Easily the prettiest Jain temple in India, Soniji ki Nasiyan is a tourist attraction as much as it is a pilgrimage point. Take your time and inspect the two-storied prayer hall, sheeted in gold, and covered with the Jain idea of the ancient world. Constructed in 1865, Soniji ki Nasiyan is a diorama made of silver, gold, and semi-precious stones, depicting multi-tusked elephants, soaring peacocks, gondolas, a miniature golden city of Ayodhya and 13 continents and oceans.
Temple exploration can get a little monotonous at times, but Soniji ki Nasiyan is by far the most unique piece of religious architecture in Rajasthan. As a traveller in Ajmer, make sure you save enough time to let this temple mesmerize you.
4Explore a Mughal emperor’s palace
As you pass the main post office, you will come up to the Akbar Palace constructed in 1570. Today, the palace has been partially converted into a museum that gives visitors a detailed glimpse into the ancient history of the region.

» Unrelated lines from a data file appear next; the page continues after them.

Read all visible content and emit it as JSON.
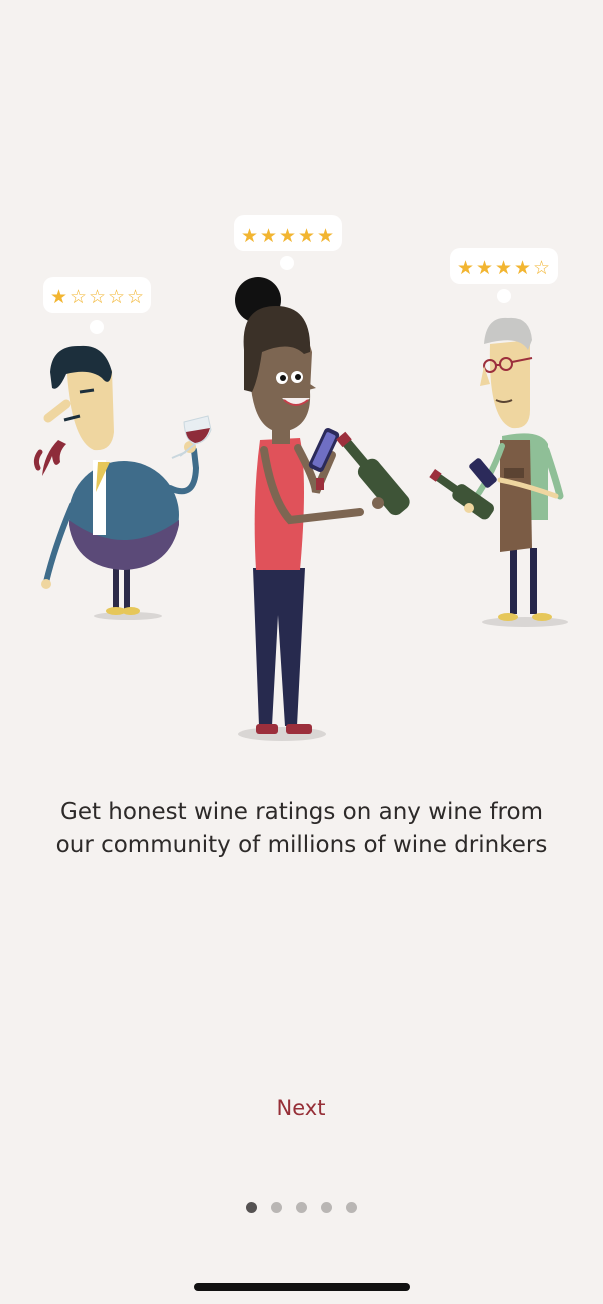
{
  "onboarding": {
    "caption": "Get honest wine ratings on any wine from our community of millions of wine drinkers",
    "next_label": "Next",
    "current_page": 1,
    "total_pages": 5
  },
  "reviewers": [
    {
      "rating": 1,
      "max": 5
    },
    {
      "rating": 5,
      "max": 5
    },
    {
      "rating": 4,
      "max": 5
    }
  ],
  "colors": {
    "background": "#f5f2f0",
    "accent": "#962f37",
    "star": "#f2b531",
    "dot_active": "#555252",
    "dot_inactive": "#b9b6b4"
  },
  "icons": [
    "star-icon",
    "wine-bottle-icon",
    "phone-icon",
    "wine-glass-icon"
  ]
}
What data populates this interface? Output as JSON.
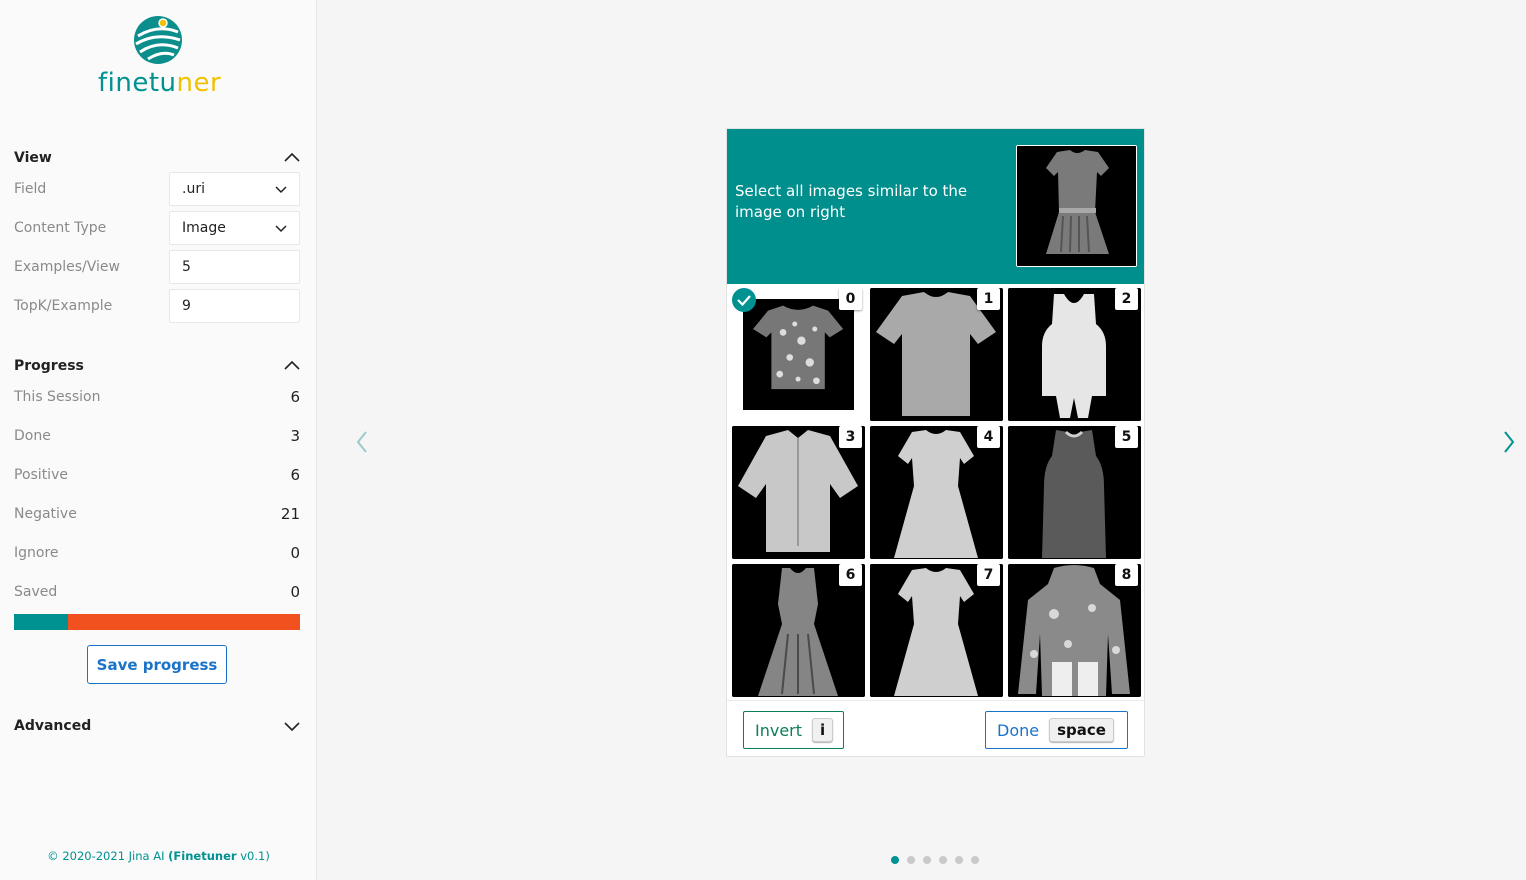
{
  "app": {
    "logo_text_a": "fine",
    "logo_text_b": "tu",
    "logo_text_c": "ner"
  },
  "view": {
    "title": "View",
    "field_label": "Field",
    "field_value": ".uri",
    "content_type_label": "Content Type",
    "content_type_value": "Image",
    "examples_label": "Examples/View",
    "examples_value": "5",
    "topk_label": "TopK/Example",
    "topk_value": "9"
  },
  "progress": {
    "title": "Progress",
    "this_session_label": "This Session",
    "this_session_value": "6",
    "done_label": "Done",
    "done_value": "3",
    "positive_label": "Positive",
    "positive_value": "6",
    "negative_label": "Negative",
    "negative_value": "21",
    "ignore_label": "Ignore",
    "ignore_value": "0",
    "saved_label": "Saved",
    "saved_value": "0",
    "bar_positive_fraction": 0.19,
    "positive_color": "#009191",
    "negative_color": "#f0511f",
    "save_button": "Save progress"
  },
  "advanced": {
    "title": "Advanced"
  },
  "footer": {
    "copyright": "© 2020-2021 Jina AI ",
    "product": "(Finetuner",
    "version": " v0.1)"
  },
  "card": {
    "instruction": "Select all images similar to the image on right",
    "tiles": [
      {
        "index": "0",
        "selected": true,
        "garment": "tshirt-pattern"
      },
      {
        "index": "1",
        "selected": false,
        "garment": "tshirt"
      },
      {
        "index": "2",
        "selected": false,
        "garment": "tank"
      },
      {
        "index": "3",
        "selected": false,
        "garment": "shirt"
      },
      {
        "index": "4",
        "selected": false,
        "garment": "dress"
      },
      {
        "index": "5",
        "selected": false,
        "garment": "tank-dark"
      },
      {
        "index": "6",
        "selected": false,
        "garment": "dress-sleeveless"
      },
      {
        "index": "7",
        "selected": false,
        "garment": "dress"
      },
      {
        "index": "8",
        "selected": false,
        "garment": "jacket"
      }
    ],
    "invert_label": "Invert",
    "invert_key": "i",
    "done_label": "Done",
    "done_key": "space"
  },
  "pager": {
    "count": 6,
    "active": 0
  },
  "colors": {
    "accent": "#009191",
    "header": "#008f8c",
    "link": "#1a73c8"
  }
}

Also called the Ajmer Government Museum, history buffs will find interesting 8th century stone sculptures, miniature paintings, medieval paintings, weapons, and a rare collection of maharaja portraits.
5The street market utopia of Ajmer
if you’re in Ajmer and want to shop for ethnic clothing, Mahila Mandi is the place to be. Multi-hued saris and salwars, shawls, and footwear are available at decent rates if your haggling skills are on point.
The Nala and Dargah Bazaars exist side-by-side and give you more than a taste of Ajmer’s local shopping scene. The crowds that throng to these street markets will make any shopping expedition here an adventure. Don’t forget to try the local street food and pick up trinkets and curios to take back home.